More information about Maldives is available on the Maldives Page and from other Department of State publications and other sources listed at the end of this fact sheet.
The United States established diplomatic relations with Maldives in 1966 following its independence from the United Kingdom and has since enjoyed friendly ties. The United States has sought to support Maldives’ ongoing democratic initiatives, economic development, and social and environmental ambitions.
The United States recognizes the importance of promoting security in the Indian Ocean, and U.S. naval vessels have regularly called at Maldives in recent years. Maldives has extended strong support to U.S. efforts to combat terrorism and terrorist financing.
The United States does not have a consulate or embassy in Maldives currently but operates an American Center in Male. The U.S. Ambassador and Embassy staff in Sri Lanka are accredited to Maldives and make periodic visits.
U.S. Assistance to Maldives
U.S. foreign assistance resources aim to promote and enhance democratic institutions, maritime security, counterterrorism, and law enforcement cooperation with Maldivian partners. Secretary Pompeo committed nearly $10 million in Economic Support Funds in February 2019 during Maldivian Foreign Minister Shahid’s visit to Washington, DC. The U.S. is also providing $7 million in foreign military financing under the Bay of Bengal Initiative.
Bilateral Economic Relations
Maldives has signed a trade and investment framework agreement with the United States and held its first meeting in October 2014, providing a forum to examine ways to enhance bilateral trade and investment. Maldives has been designated as a beneficiary country under the Generalized System of Preferences (GSP) program, under which a range of products that Maldives might seek to export would be eligible for duty-free entry to the United States. The GSP program provides an incentive for investors to produce in Maldives and export selected products duty-free to the U.S. market.
Maldives welcomes foreign investment, although the ambiguity of codified law acts as a damper to new investment. Areas of opportunity for U.S. businesses include tourism, construction, and simple export-oriented manufacturing, such as garments and electrical appliance assembly. There is a shortage of local skilled labor, and most industrial labor has to be imported from Sri Lanka, Bangladesh, or elsewhere.
Maldives’s Membership in International Organizations
Maldives and the United States belong to a number of the same international organizations, including the United Nations, International Monetary Fund, World Bank, and World Trade Organization.

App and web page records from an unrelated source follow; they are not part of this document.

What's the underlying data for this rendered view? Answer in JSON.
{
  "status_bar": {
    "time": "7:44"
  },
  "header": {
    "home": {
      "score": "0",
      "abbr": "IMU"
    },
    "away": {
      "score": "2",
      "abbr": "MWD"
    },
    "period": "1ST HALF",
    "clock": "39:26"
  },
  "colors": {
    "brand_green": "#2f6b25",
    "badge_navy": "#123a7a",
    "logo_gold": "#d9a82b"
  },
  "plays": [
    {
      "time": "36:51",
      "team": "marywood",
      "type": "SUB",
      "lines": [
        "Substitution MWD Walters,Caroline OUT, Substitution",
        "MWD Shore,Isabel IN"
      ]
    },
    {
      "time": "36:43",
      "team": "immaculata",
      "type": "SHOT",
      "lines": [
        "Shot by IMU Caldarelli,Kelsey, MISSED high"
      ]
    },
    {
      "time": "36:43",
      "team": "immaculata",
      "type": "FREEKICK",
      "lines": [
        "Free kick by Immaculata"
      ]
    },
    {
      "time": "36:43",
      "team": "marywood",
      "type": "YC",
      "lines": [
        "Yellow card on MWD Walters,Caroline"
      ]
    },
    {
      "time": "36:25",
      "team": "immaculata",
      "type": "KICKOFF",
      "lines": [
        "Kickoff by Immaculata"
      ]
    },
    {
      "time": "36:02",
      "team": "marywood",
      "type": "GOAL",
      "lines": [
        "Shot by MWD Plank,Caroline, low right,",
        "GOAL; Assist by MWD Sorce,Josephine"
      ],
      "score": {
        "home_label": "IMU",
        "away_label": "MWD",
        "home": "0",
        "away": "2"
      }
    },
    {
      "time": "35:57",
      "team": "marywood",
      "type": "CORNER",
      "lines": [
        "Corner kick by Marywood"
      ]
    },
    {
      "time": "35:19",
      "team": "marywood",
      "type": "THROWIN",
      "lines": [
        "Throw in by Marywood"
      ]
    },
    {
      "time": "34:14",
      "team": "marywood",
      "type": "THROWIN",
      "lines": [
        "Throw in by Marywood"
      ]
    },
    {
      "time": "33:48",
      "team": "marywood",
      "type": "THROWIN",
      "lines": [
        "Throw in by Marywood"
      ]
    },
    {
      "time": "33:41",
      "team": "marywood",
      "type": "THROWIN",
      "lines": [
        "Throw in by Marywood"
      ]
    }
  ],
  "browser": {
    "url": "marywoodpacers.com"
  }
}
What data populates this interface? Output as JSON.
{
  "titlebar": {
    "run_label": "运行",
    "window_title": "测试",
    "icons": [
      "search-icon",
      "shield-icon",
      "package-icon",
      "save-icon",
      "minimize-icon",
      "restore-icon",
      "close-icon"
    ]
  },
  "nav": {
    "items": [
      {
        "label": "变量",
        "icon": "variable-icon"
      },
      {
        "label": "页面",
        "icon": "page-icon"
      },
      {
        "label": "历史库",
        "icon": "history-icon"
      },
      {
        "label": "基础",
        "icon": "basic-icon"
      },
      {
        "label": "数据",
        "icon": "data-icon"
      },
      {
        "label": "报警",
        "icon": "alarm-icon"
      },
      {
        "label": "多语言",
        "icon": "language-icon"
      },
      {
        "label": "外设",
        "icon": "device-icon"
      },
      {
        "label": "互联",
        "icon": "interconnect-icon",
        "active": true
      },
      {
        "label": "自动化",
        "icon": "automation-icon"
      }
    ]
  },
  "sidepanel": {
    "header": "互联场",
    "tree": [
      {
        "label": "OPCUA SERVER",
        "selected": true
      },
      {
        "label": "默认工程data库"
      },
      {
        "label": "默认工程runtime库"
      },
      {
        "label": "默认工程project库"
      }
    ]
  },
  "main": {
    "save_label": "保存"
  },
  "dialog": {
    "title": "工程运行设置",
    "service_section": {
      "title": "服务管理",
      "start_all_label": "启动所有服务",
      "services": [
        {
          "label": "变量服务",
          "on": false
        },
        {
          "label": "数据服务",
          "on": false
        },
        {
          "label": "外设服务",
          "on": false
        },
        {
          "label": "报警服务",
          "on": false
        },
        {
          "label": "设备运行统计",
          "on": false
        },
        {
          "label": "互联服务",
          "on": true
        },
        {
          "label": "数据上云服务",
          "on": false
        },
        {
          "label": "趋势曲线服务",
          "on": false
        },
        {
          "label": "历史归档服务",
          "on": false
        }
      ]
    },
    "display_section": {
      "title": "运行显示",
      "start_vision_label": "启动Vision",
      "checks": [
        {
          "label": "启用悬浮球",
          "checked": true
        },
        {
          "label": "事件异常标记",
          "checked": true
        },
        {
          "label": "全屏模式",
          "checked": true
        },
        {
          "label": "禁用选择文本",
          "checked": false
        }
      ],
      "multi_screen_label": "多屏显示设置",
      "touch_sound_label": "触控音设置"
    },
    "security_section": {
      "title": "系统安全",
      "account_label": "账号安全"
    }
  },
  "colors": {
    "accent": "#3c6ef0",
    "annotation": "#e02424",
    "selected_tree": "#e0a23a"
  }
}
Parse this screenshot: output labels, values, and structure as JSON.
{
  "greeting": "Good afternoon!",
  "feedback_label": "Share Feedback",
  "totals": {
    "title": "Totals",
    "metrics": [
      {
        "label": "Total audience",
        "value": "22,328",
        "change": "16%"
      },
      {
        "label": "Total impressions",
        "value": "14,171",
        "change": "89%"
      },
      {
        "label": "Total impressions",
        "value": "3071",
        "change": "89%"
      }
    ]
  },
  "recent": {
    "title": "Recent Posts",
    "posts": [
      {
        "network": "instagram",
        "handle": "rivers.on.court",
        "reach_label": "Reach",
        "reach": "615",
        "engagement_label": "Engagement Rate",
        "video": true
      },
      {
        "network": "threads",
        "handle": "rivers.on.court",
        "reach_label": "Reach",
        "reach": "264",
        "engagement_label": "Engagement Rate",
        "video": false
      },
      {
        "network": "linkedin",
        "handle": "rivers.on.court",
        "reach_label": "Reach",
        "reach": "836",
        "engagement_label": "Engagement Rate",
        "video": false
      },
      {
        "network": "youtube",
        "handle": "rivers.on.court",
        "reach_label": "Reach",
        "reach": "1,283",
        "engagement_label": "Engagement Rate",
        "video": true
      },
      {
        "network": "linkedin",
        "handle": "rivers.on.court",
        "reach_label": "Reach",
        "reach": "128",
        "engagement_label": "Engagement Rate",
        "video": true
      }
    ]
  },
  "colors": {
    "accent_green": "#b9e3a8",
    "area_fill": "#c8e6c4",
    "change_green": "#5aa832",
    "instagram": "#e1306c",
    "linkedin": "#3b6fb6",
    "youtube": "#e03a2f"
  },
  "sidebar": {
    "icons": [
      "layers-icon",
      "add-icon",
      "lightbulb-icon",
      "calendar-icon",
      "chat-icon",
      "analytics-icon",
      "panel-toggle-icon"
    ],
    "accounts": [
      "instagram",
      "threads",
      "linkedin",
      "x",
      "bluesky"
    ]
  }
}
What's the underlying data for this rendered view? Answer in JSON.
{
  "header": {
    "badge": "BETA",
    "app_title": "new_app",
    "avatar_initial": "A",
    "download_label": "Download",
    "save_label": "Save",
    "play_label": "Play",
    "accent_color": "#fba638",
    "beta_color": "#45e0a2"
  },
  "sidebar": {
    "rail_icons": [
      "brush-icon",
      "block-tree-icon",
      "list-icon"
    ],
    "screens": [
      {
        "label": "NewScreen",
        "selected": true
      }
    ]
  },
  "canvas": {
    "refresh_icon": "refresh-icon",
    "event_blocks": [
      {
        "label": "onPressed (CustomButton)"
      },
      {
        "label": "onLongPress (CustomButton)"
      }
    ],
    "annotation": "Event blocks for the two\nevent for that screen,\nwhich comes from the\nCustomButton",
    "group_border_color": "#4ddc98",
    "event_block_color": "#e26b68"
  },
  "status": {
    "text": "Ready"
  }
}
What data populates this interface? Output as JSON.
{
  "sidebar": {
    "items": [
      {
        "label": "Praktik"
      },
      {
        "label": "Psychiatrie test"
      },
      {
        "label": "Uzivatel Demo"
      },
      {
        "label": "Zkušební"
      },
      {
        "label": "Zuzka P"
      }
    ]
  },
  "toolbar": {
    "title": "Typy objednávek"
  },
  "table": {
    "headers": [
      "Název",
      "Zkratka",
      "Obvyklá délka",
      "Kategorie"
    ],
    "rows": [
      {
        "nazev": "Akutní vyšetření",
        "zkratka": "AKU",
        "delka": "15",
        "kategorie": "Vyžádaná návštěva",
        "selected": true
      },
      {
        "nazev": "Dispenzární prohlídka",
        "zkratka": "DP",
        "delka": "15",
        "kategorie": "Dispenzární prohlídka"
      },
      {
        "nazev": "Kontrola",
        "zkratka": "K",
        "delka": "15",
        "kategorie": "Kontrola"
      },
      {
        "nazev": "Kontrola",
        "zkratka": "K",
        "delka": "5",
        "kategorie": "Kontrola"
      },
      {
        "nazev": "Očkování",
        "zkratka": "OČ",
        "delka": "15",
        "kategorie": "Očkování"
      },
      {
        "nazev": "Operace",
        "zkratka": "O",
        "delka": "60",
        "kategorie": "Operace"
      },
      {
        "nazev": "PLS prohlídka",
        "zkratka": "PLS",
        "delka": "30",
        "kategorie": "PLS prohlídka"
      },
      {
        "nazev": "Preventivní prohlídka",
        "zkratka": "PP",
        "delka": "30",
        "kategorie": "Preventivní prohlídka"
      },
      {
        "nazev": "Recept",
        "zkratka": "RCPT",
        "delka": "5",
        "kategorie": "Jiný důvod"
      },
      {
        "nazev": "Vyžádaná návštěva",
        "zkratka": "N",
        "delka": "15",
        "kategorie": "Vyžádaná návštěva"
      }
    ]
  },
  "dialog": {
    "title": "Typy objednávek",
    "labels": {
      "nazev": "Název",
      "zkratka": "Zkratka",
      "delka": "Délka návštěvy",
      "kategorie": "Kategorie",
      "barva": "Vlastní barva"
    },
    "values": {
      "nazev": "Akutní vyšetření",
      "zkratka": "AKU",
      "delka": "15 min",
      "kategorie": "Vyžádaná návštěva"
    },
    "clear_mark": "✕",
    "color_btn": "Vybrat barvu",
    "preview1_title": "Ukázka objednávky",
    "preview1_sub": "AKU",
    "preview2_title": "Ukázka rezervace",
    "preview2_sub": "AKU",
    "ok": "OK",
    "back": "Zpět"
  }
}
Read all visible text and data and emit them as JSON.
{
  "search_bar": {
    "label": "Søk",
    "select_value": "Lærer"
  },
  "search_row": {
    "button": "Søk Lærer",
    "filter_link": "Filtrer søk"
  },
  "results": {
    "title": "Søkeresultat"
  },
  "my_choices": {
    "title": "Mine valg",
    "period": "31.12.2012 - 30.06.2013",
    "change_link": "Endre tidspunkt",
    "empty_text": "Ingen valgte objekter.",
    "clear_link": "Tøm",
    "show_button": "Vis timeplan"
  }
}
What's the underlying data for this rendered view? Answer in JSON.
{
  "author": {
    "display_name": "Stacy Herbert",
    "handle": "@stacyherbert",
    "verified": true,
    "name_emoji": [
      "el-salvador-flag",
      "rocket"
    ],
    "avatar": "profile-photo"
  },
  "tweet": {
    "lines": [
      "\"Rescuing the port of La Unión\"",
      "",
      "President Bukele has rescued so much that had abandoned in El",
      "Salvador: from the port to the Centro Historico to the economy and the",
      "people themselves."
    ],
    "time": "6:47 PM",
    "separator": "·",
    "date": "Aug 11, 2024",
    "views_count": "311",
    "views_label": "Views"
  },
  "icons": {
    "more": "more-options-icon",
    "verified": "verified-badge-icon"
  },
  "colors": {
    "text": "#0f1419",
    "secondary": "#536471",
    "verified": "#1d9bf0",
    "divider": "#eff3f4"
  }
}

The U.S. Ambassador to Maldives is Alaina B. Teplitz, resident in Sri Lanka. Other principal embassy officials are listed in the Department’s Key Officers list.
There is currently no Maldives Embassy in Washington, DC, but its permanent representative to the United Nations in New York is accredited currently as ambassador to the United States.
More information about Maldives is available from the Department of State and other sources, some of which are listed here:
CIA World Factbook Maldives Page
USAID Maldives Page
History of U.S. Relations With Maldives
U.S. Census Bureau Foreign Trade Statistics
Library of Congress Country Studies